> Task goal:
In the copy, keep every record exact and leave out all images.

> Supplied records:
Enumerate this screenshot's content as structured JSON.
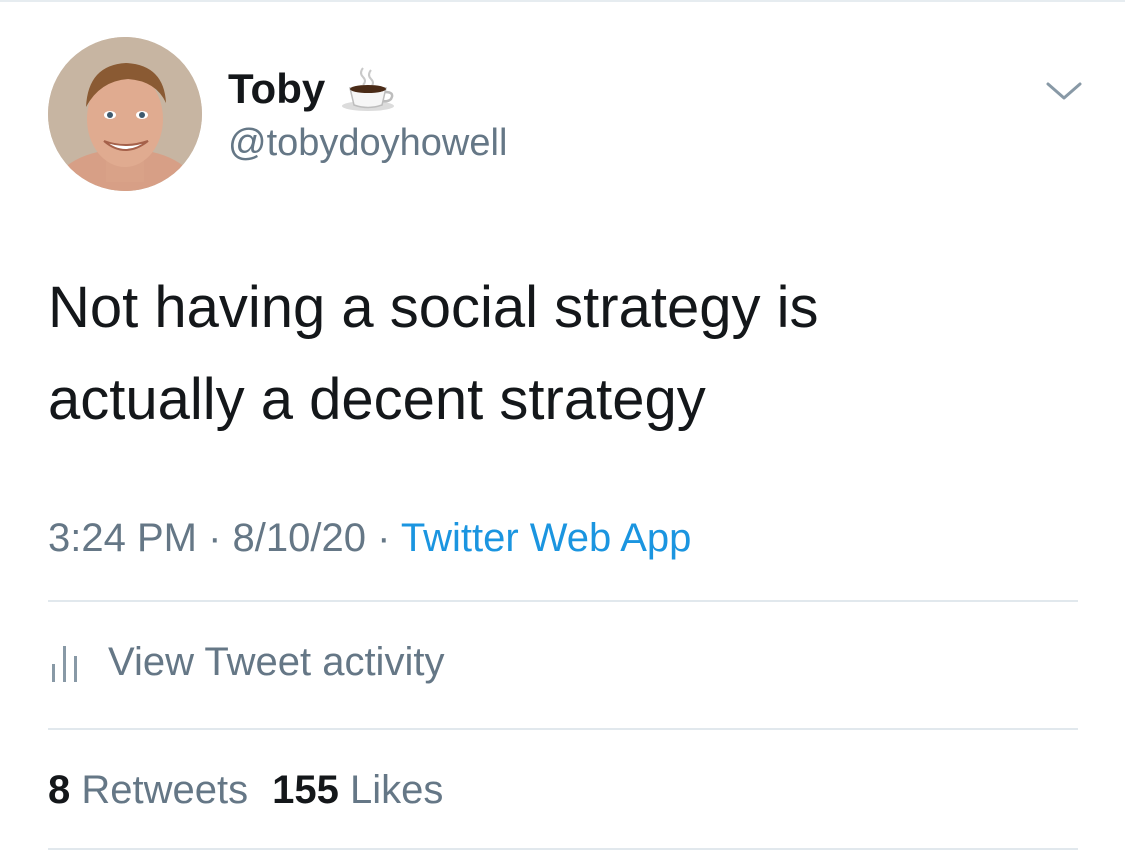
{
  "tweet": {
    "author": {
      "display_name": "Toby",
      "name_emoji": "coffee-icon",
      "handle": "@tobydoyhowell",
      "avatar": "profile-photo"
    },
    "text_line_1": "Not having a social strategy is",
    "text_line_2": "actually a decent strategy",
    "time": "3:24 PM",
    "date": "8/10/20",
    "separator": "·",
    "source": "Twitter Web App",
    "activity_label": "View Tweet activity",
    "retweets_count": "8",
    "retweets_label": "Retweets",
    "likes_count": "155",
    "likes_label": "Likes"
  },
  "colors": {
    "text_primary": "#14171a",
    "text_secondary": "#657786",
    "link": "#1b95e0",
    "divider": "#e1e8ed"
  },
  "icons": {
    "menu": "chevron-down-icon",
    "activity": "bar-chart-icon"
  }
}
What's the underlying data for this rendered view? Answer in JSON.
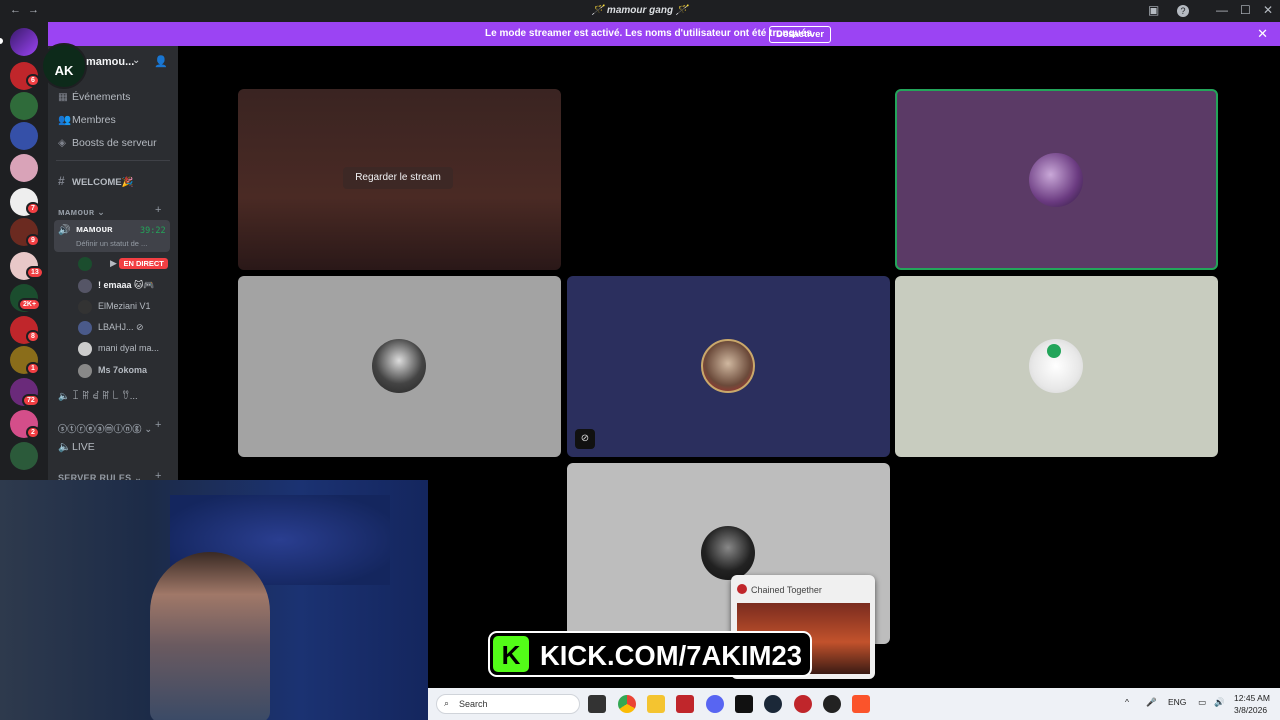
{
  "titlebar": {
    "title": "🪄 mamour gang 🪄",
    "back": "←",
    "forward": "→",
    "minimize": "—",
    "maximize": "☐",
    "close": "✕"
  },
  "banner": {
    "message": "Le mode streamer est activé. Les noms d'utilisateur ont été tronqués.",
    "button": "Désactiver",
    "close": "✕"
  },
  "servers": [
    {
      "badge": "6"
    },
    {
      "badge": ""
    },
    {
      "badge": ""
    },
    {
      "badge": ""
    },
    {
      "badge": "7"
    },
    {
      "badge": "9"
    },
    {
      "badge": "13"
    },
    {
      "badge": "2K+"
    },
    {
      "badge": "8"
    },
    {
      "badge": "1"
    },
    {
      "badge": "72"
    },
    {
      "badge": "2"
    },
    {
      "badge": ""
    }
  ],
  "sidebar": {
    "server_name": "mamou...",
    "logo_text": "AK",
    "items": [
      {
        "label": "Événements"
      },
      {
        "label": "Membres"
      },
      {
        "label": "Boosts de serveur"
      }
    ],
    "welcome_channel": "WELCOME🎉",
    "category1": "ᴍᴀᴍᴏᴜʀ",
    "voice_user": {
      "name": "ᴍᴀᴍᴏᴜʀ",
      "status": "Définir un statut de ...",
      "timer": "39:22"
    },
    "voice_members": [
      {
        "name": "",
        "badge": "EN DIRECT"
      },
      {
        "name": "! emaaa 🐱🎮"
      },
      {
        "name": "ElMeziani V1"
      },
      {
        "name": "LBAHJ..."
      },
      {
        "name": "mani dyal ma..."
      },
      {
        "name": "Ms 7okoma"
      }
    ],
    "channel_voice2": "ꀤ ꂵ ꀸ ꂵ ꒒ ꀎ...",
    "category2": "ⓢⓣⓡⓔⓐⓜⓘⓝⓖ",
    "channel_live": "LIVE",
    "category3": "SERVER RULES"
  },
  "grid": {
    "stream_button": "Regarder le stream"
  },
  "popup": {
    "title": "Chained Together"
  },
  "kick": {
    "text": "KICK.COM/7AKIM23",
    "logo": "K"
  },
  "taskbar": {
    "search_placeholder": "Search",
    "lang": "ENG",
    "time": "12:45 AM",
    "date": "3/8/2026"
  },
  "colors": {
    "banner": "#9b44f3",
    "discord_dark": "#1e1f22",
    "sidebar": "#2b2d31",
    "live_red": "#f23f43",
    "kick_green": "#53fc18"
  }
}
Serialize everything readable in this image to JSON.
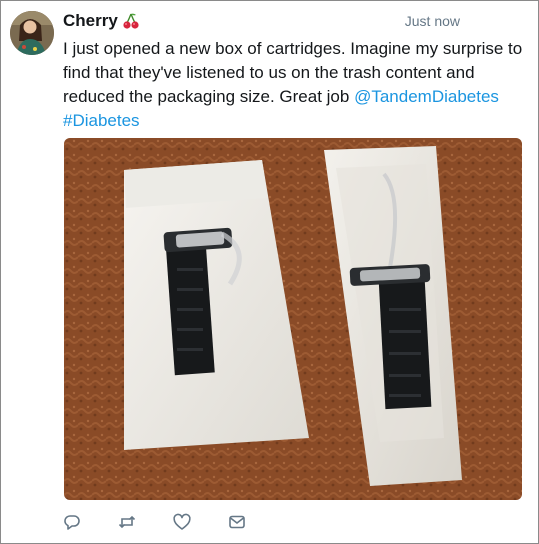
{
  "tweet": {
    "author_name": "Cherry",
    "author_emoji": "cherry-emoji",
    "timestamp": "Just now",
    "text_before": "I just opened a new box of cartridges. Imagine my surprise to find that they've listened to us on the trash content and reduced the packaging size. Great job ",
    "mention": "@TandemDiabetes",
    "hashtag": "#Diabetes",
    "link_color": "#1b95e0"
  },
  "actions": [
    {
      "icon": "reply-icon"
    },
    {
      "icon": "retweet-icon"
    },
    {
      "icon": "like-icon"
    },
    {
      "icon": "dm-icon"
    }
  ]
}
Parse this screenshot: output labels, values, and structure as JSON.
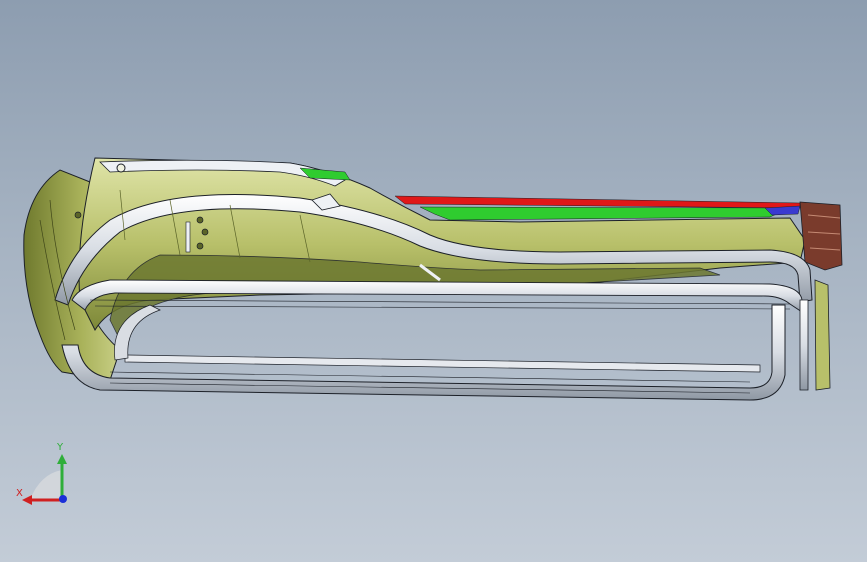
{
  "viewport": {
    "background_top": "#8d9db0",
    "background_bottom": "#c3ccd7"
  },
  "model": {
    "body_color": "#b8c06a",
    "shadow_color": "#6f7a2e",
    "highlight_color": "#e8ecc0",
    "tube_color": "#eef1f5",
    "edge_color": "#1c2028",
    "accent_green": "#2fcc2f",
    "accent_red": "#e01818",
    "accent_brown": "#7a3b2c"
  },
  "triad": {
    "x_label": "X",
    "y_label": "Y",
    "x_color": "#d02020",
    "y_color": "#2fae3a",
    "z_color": "#1a2fd8"
  }
}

> Response below:
Enumerate this screenshot's content as structured JSON.
{
  "tweet": {
    "author": {
      "display_name": "Toby",
      "name_emoji": "coffee-icon",
      "handle": "@tobydoyhowell",
      "avatar": "profile-photo"
    },
    "text_line_1": "Not having a social strategy is",
    "text_line_2": "actually a decent strategy",
    "time": "3:24 PM",
    "date": "8/10/20",
    "separator": "·",
    "source": "Twitter Web App",
    "activity_label": "View Tweet activity",
    "retweets_count": "8",
    "retweets_label": "Retweets",
    "likes_count": "155",
    "likes_label": "Likes"
  },
  "colors": {
    "text_primary": "#14171a",
    "text_secondary": "#657786",
    "link": "#1b95e0",
    "divider": "#e1e8ed"
  },
  "icons": {
    "menu": "chevron-down-icon",
    "activity": "bar-chart-icon"
  }
}
What's the underlying data for this rendered view? Answer in JSON.
{
  "titlebar": {
    "title": "🪄 mamour gang 🪄",
    "back": "←",
    "forward": "→",
    "minimize": "—",
    "maximize": "☐",
    "close": "✕"
  },
  "banner": {
    "message": "Le mode streamer est activé. Les noms d'utilisateur ont été tronqués.",
    "button": "Désactiver",
    "close": "✕"
  },
  "servers": [
    {
      "badge": "6"
    },
    {
      "badge": ""
    },
    {
      "badge": ""
    },
    {
      "badge": ""
    },
    {
      "badge": "7"
    },
    {
      "badge": "9"
    },
    {
      "badge": "13"
    },
    {
      "badge": "2K+"
    },
    {
      "badge": "8"
    },
    {
      "badge": "1"
    },
    {
      "badge": "72"
    },
    {
      "badge": "2"
    },
    {
      "badge": ""
    }
  ],
  "sidebar": {
    "server_name": "mamou...",
    "logo_text": "AK",
    "items": [
      {
        "label": "Événements"
      },
      {
        "label": "Membres"
      },
      {
        "label": "Boosts de serveur"
      }
    ],
    "welcome_channel": "WELCOME🎉",
    "category1": "ᴍᴀᴍᴏᴜʀ",
    "voice_user": {
      "name": "ᴍᴀᴍᴏᴜʀ",
      "status": "Définir un statut de ...",
      "timer": "39:22"
    },
    "voice_members": [
      {
        "name": "",
        "badge": "EN DIRECT"
      },
      {
        "name": "! emaaa 🐱🎮"
      },
      {
        "name": "ElMeziani V1"
      },
      {
        "name": "LBAHJ..."
      },
      {
        "name": "mani dyal ma..."
      },
      {
        "name": "Ms 7okoma"
      }
    ],
    "channel_voice2": "ꀤ ꂵ ꀸ ꂵ ꒒ ꀎ...",
    "category2": "ⓢⓣⓡⓔⓐⓜⓘⓝⓖ",
    "channel_live": "LIVE",
    "category3": "SERVER RULES"
  },
  "grid": {
    "stream_button": "Regarder le stream"
  },
  "popup": {
    "title": "Chained Together"
  },
  "kick": {
    "text": "KICK.COM/7AKIM23",
    "logo": "K"
  },
  "taskbar": {
    "search_placeholder": "Search",
    "lang": "ENG",
    "time": "12:45 AM",
    "date": "3/8/2026"
  },
  "colors": {
    "banner": "#9b44f3",
    "discord_dark": "#1e1f22",
    "sidebar": "#2b2d31",
    "live_red": "#f23f43",
    "kick_green": "#53fc18"
  }
}
Serialize everything readable in this image to JSON.
{
  "tweet": {
    "author_name": "Cherry",
    "author_emoji": "cherry-emoji",
    "timestamp": "Just now",
    "text_before": "I just opened a new box of cartridges. Imagine my surprise to find that they've listened to us on the trash content and reduced the packaging size. Great job ",
    "mention": "@TandemDiabetes",
    "hashtag": "#Diabetes",
    "link_color": "#1b95e0"
  },
  "actions": [
    {
      "icon": "reply-icon"
    },
    {
      "icon": "retweet-icon"
    },
    {
      "icon": "like-icon"
    },
    {
      "icon": "dm-icon"
    }
  ]
}
Parse this screenshot: output labels, values, and structure as JSON.
{
  "viewport": {
    "background_top": "#8d9db0",
    "background_bottom": "#c3ccd7"
  },
  "model": {
    "body_color": "#b8c06a",
    "shadow_color": "#6f7a2e",
    "highlight_color": "#e8ecc0",
    "tube_color": "#eef1f5",
    "edge_color": "#1c2028",
    "accent_green": "#2fcc2f",
    "accent_red": "#e01818",
    "accent_brown": "#7a3b2c"
  },
  "triad": {
    "x_label": "X",
    "y_label": "Y",
    "x_color": "#d02020",
    "y_color": "#2fae3a",
    "z_color": "#1a2fd8"
  }
}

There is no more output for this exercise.